# Your objective
Look through the records, and wherever the string "action" turns up, copy out that line.
[Listed records — start]
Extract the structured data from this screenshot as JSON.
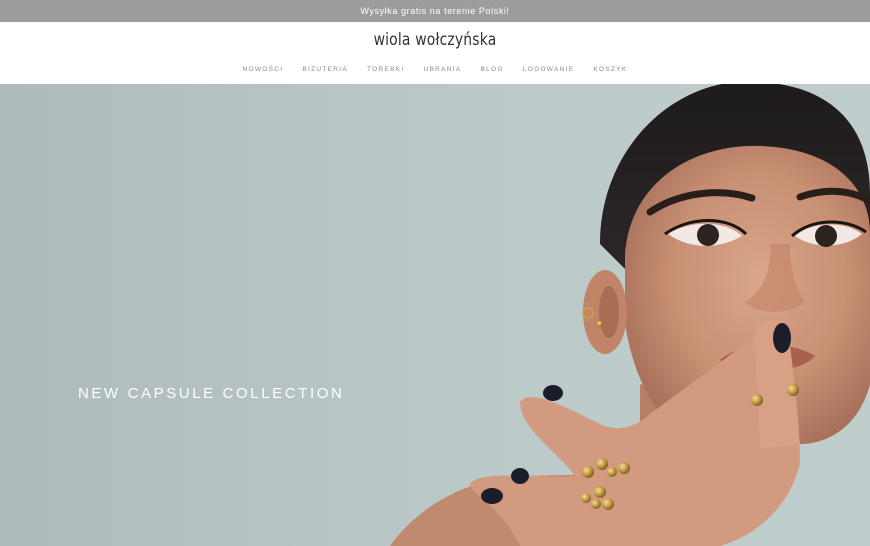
{
  "announcement": {
    "text": "Wysyłka gratis na terenie Polski!"
  },
  "header": {
    "logo": "wiola wołczyńska",
    "nav": [
      {
        "label": "NOWOŚCI"
      },
      {
        "label": "BIZUTERIA"
      },
      {
        "label": "TOREBKI"
      },
      {
        "label": "UBRANIA"
      },
      {
        "label": "BLOG"
      },
      {
        "label": "LOGOWANIE"
      },
      {
        "label": "KOSZYK"
      }
    ]
  },
  "hero": {
    "title": "NEW CAPSULE COLLECTION"
  },
  "colors": {
    "announcement_bg": "#9c9c9c",
    "hero_bg": "#b9c6c7",
    "nav_text": "#8a8a8a"
  }
}
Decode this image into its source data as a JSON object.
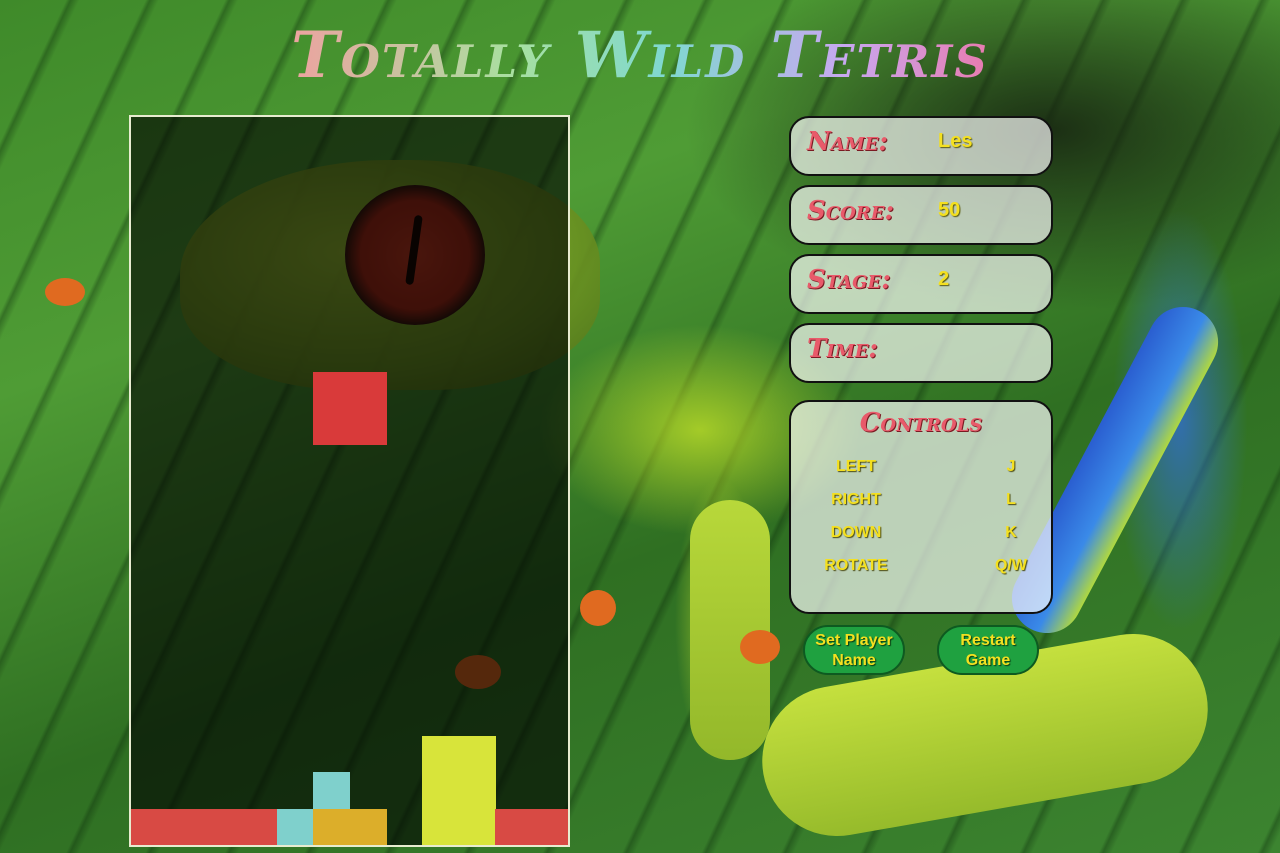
{
  "title": "Totally Wild Tetris",
  "player": {
    "name_label": "Name:",
    "name_value": "Les",
    "score_label": "Score:",
    "score_value": "50",
    "stage_label": "Stage:",
    "stage_value": "2",
    "time_label": "Time:",
    "time_value": ""
  },
  "controls": {
    "title": "Controls",
    "rows": [
      {
        "action": "LEFT",
        "key": "J"
      },
      {
        "action": "RIGHT",
        "key": "L"
      },
      {
        "action": "DOWN",
        "key": "K"
      },
      {
        "action": "ROTATE",
        "key": "Q/W"
      }
    ]
  },
  "buttons": {
    "set_player_name": "Set Player Name",
    "restart_game": "Restart Game"
  },
  "board": {
    "columns": 12,
    "rows": 20,
    "falling_piece": {
      "color": "#d93a3a",
      "cells": [
        [
          5,
          7
        ],
        [
          6,
          7
        ],
        [
          5,
          8
        ],
        [
          6,
          8
        ]
      ]
    },
    "locked_cells": [
      {
        "col": 0,
        "row": 19,
        "color": "#d84a44"
      },
      {
        "col": 1,
        "row": 19,
        "color": "#d84a44"
      },
      {
        "col": 2,
        "row": 19,
        "color": "#d84a44"
      },
      {
        "col": 3,
        "row": 19,
        "color": "#d84a44"
      },
      {
        "col": 4,
        "row": 19,
        "color": "#7fd0cc"
      },
      {
        "col": 5,
        "row": 18,
        "color": "#7fd0cc"
      },
      {
        "col": 5,
        "row": 19,
        "color": "#dcae2a"
      },
      {
        "col": 6,
        "row": 19,
        "color": "#dcae2a"
      },
      {
        "col": 8,
        "row": 17,
        "color": "#d8e43a"
      },
      {
        "col": 9,
        "row": 17,
        "color": "#d8e43a"
      },
      {
        "col": 8,
        "row": 18,
        "color": "#d8e43a"
      },
      {
        "col": 9,
        "row": 18,
        "color": "#d8e43a"
      },
      {
        "col": 8,
        "row": 19,
        "color": "#d8e43a"
      },
      {
        "col": 9,
        "row": 19,
        "color": "#d8e43a"
      },
      {
        "col": 10,
        "row": 19,
        "color": "#d84a44"
      },
      {
        "col": 11,
        "row": 19,
        "color": "#d84a44"
      }
    ]
  }
}
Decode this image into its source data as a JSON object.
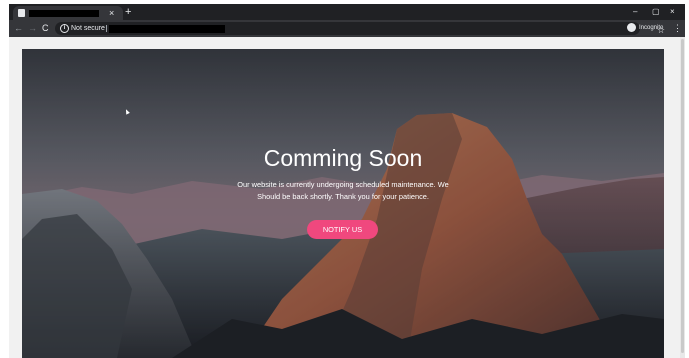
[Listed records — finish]
# Written solution
        "action": "LEFT",
        "action": "RIGHT",
        "action": "DOWN",
        "action": "ROTATE",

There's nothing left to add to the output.